Review of "Black River Chronicles"

This is a well written book which I enjoyed reading. Tight, effective prose throughout much of it. (Spoilers ahead) I wonder if the writers are aware, though, that the greatest genuine adventure in their book is what they might be up to when they suddenly decide that what they're describing is worthy enough to demand the narrator really work at being precise, to nail the experience down, particularly... to the point of risking mistakes, seeming sloppy, seeming ridiculous. "Slabs of stuff" (i.e.muscle) end up matching with "elegant legs," in a description of a unicorn which also involves the "leaking" of its moon-white radiance, which is quite a confabulation, but somehow much more exciting -- adventurous, for the reader -- than much of the rest of the descriptions, which are exact, perfectly chosen, but also -- expected. As well, count me amongst the readers who delight when an author is "absent-minded" enough to use words that are precise t…

Acknowledging all we have, and all whom we are supposed to admire, don't actually have, in "Blade Runner 2049"

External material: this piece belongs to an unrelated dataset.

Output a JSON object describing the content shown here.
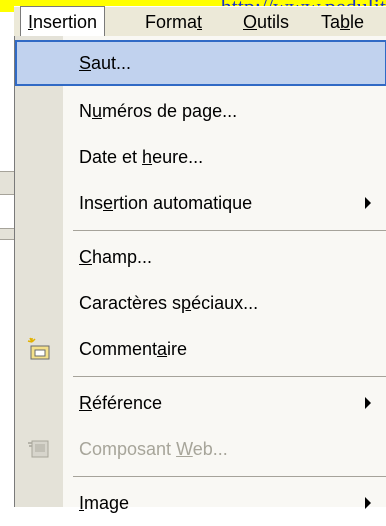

Ryan Gosling is a replicant who is probably the most important police officer working for the order-that-be's police force. His job is to take out, to chase down and kill, the previous models of replicants, who are awry in the world in that they have been programmed with too much free will. As he goes about his business, probably for the fact that he could rip their arms off if he ever wanted to, people feel free to sneer at him for his non-human status but they don't dare touch him, so he more or less goes about the world as if he's got effective people repellent on him. That's on the streets. In the air, he's king, as he glides his vehicle through ample, uncrowded, city-scapes, like a drone providing us with Apple TV city vistas. And in the office, he reports direct to the police chief, who doesn't quite see him as human, doesn't see him as her level, but who clearly respects and likes him; takes more than a casual interest in him. And he never has to pre…

Conversation around Richard Brody's argument that Aronofsky is quite wrong concerning what his movie is about, at the New Yorker Movie Facebook Club

Richard Brody shared a link.Moderator · September 21 at 12:18am Mother! has inspired a surprisingly divergent range of responses regarding the simplest questions of all—what it's about—and the most surprising of those responses are from Darren Aronofsky and Jennifer Lawrence themselves. I tried earlier today to get at why the interpretive variety strikes me as odd, why the director's and star's views strike me as odder, and where, in general, filmmakers' ideas about the meaning of their work fits into the movie-viewing experience: https://www.newyorker.com/…/darren-aronofsky-says-mother-is…